Forces of Love
With antifa throwing punches at Nazis and navel gazers on mats far from marches and protests, it can seem difficult to find a way to work for justice that is both active and peaceful, fierce and loving. Nonviolence is a term in the common lexicon of social justice but it is misunderstood almost as much as it is used. Far beyond a passive pacifism, the philosophy of radical nonviolence actually requires an active commitment to "no harm" and is a way of embodying satyagraha, or "love force," a concept championed by Mahatma Gandhi.
In the wake of Charlottesville and continued appearances of neo-Nazis throughout the country, newly awakened activists are wondering how to effectively respond. We are at a critical moment in history when it's important to re-examine the principle of nonviolent resistance lest we play into the violent methods of the oppressor.

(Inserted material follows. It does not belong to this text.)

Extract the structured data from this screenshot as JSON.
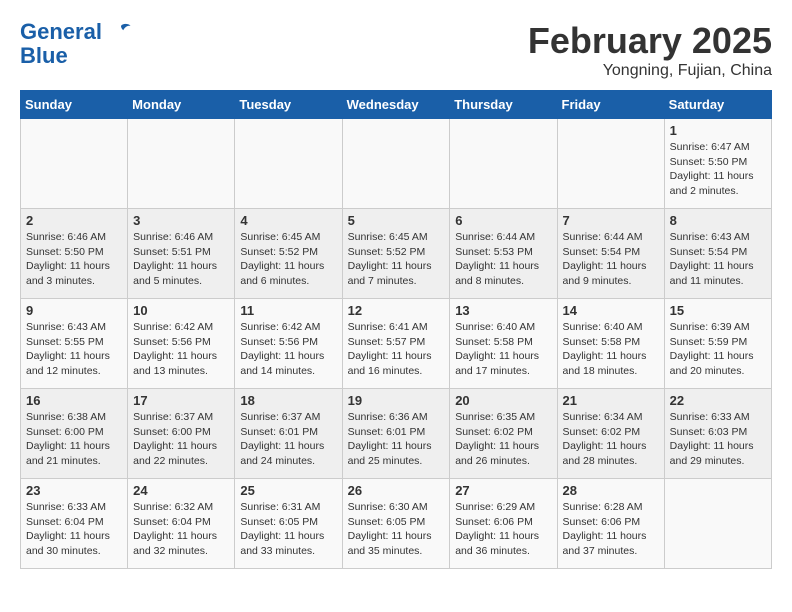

Nonviolence isn't easy, especially when there are strong forces luring us into reactivity and aggression.
Eric Stoner, co-founding editor at WagingNonviolence.org and adjunct professor at Rutgers University, joins us on The Rising to discuss the nuances of nonviolence and how not only is it an effective tool of resistance but also the force that has fueled social movements all over the world.
In This Episode
This is An Uprising by Mark and Paul Engler
Beautiful Trouble edited by Andrew Boyd & Dave Oswald Mitchell
"Why Civil Resistance Works" by Erica Chenoweth & Maria J. Stephan